WHAT THE EXERCISE ASKS ::
The answer must be a single number: how many lines in the entries hold the string "icon".

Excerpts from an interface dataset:
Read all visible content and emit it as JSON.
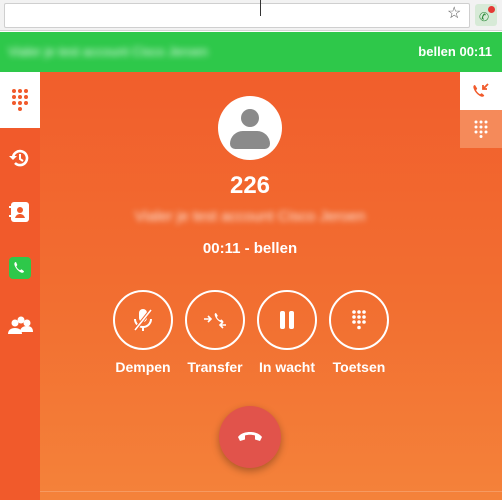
{
  "browser": {
    "star_icon": "star-icon",
    "extension_icon": "phone-extension-icon"
  },
  "topbar": {
    "account_name": "Vialer je test account Cisco Jeroen",
    "call_status": "bellen 00:11"
  },
  "sidebar": {
    "items": [
      {
        "icon": "dialpad-icon",
        "active": true
      },
      {
        "icon": "recent-calls-icon",
        "active": false
      },
      {
        "icon": "contacts-icon",
        "active": false
      },
      {
        "icon": "phone-icon",
        "active": false
      },
      {
        "icon": "colleagues-icon",
        "active": false
      }
    ]
  },
  "right_tabs": [
    {
      "icon": "incoming-call-icon",
      "active": true
    },
    {
      "icon": "dialpad-icon",
      "active": false
    }
  ],
  "call": {
    "number": "226",
    "contact_name": "Vialer je test account Cisco Jeroen",
    "timer_status": "00:11 - bellen"
  },
  "controls": {
    "mute": "Dempen",
    "transfer": "Transfer",
    "hold": "In wacht",
    "keypad": "Toetsen"
  },
  "hangup": {
    "icon": "hang-up-icon"
  },
  "colors": {
    "green": "#2ec84a",
    "orange": "#f15a2b",
    "red": "#e1534b"
  }
}
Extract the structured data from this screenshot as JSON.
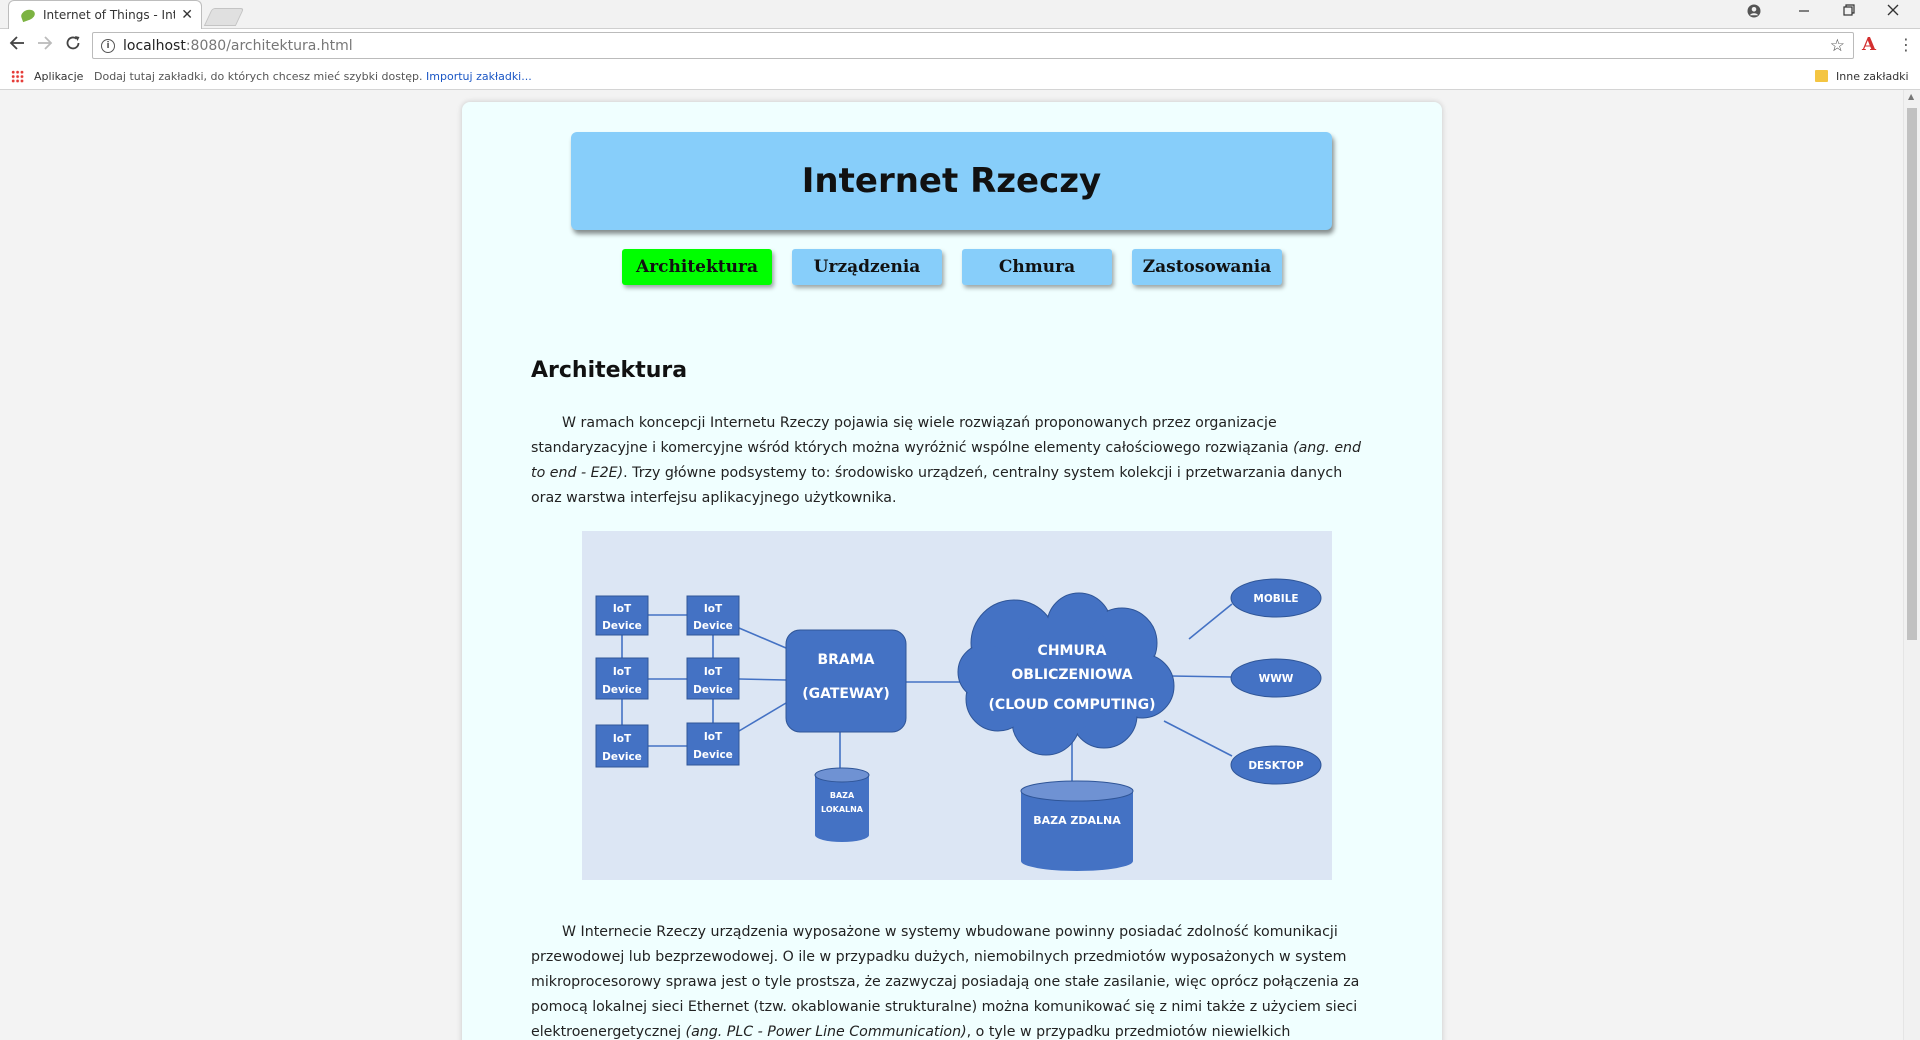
{
  "browser": {
    "tab_title": "Internet of Things - Inter",
    "tab_close": "✕",
    "url_host": "localhost",
    "url_path": ":8080/architektura.html",
    "bookmarks": {
      "apps_label": "Aplikacje",
      "hint": "Dodaj tutaj zakładki, do których chcesz mieć szybki dostęp.",
      "import_link": "Importuj zakładki...",
      "other_label": "Inne zakładki"
    }
  },
  "site": {
    "title": "Internet Rzeczy",
    "menu": [
      {
        "label": "Architektura",
        "active": true
      },
      {
        "label": "Urządzenia",
        "active": false
      },
      {
        "label": "Chmura",
        "active": false
      },
      {
        "label": "Zastosowania",
        "active": false
      }
    ]
  },
  "content": {
    "section_title": "Architektura",
    "para1_text1": "W ramach koncepcji Internetu Rzeczy pojawia się wiele rozwiązań proponowanych przez organizacje standaryzacyjne i komercyjne wśród których można wyróżnić wspólne elementy całościowego rozwiązania ",
    "para1_italic": "(ang. end to end - E2E)",
    "para1_text2": ". Trzy główne podsystemy to: środowisko urządzeń, centralny system kolekcji i przetwarzania danych oraz warstwa interfejsu aplikacyjnego użytkownika.",
    "para2_text1": "W Internecie Rzeczy urządzenia wyposażone w systemy wbudowane powinny posiadać zdolność komunikacji przewodowej lub bezprzewodowej. O ile w przypadku dużych, niemobilnych przedmiotów wyposażonych w system mikroprocesorowy sprawa jest o tyle prostsza, że zazwyczaj posiadają one stałe zasilanie, więc oprócz połączenia za pomocą lokalnej sieci Ethernet (tzw. okablowanie strukturalne) można komunikować się z nimi także z użyciem sieci elektroenergetycznej ",
    "para2_italic": "(ang. PLC - Power Line Communication)",
    "para2_text2": ", o tyle w przypadku przedmiotów niewielkich"
  },
  "diagram": {
    "device_line1": "IoT",
    "device_line2": "Device",
    "gateway_line1": "BRAMA",
    "gateway_line2": "(GATEWAY)",
    "cloud_line1": "CHMURA",
    "cloud_line2": "OBLICZENIOWA",
    "cloud_line3": "(CLOUD COMPUTING)",
    "local_db_line1": "BAZA",
    "local_db_line2": "LOKALNA",
    "remote_db": "BAZA ZDALNA",
    "client_mobile": "MOBILE",
    "client_www": "WWW",
    "client_desktop": "DESKTOP",
    "colors": {
      "node": "#4472c4",
      "link": "#4472c4",
      "background": "#dce6f4"
    }
  }
}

EXERCISE SOLUTION ::
10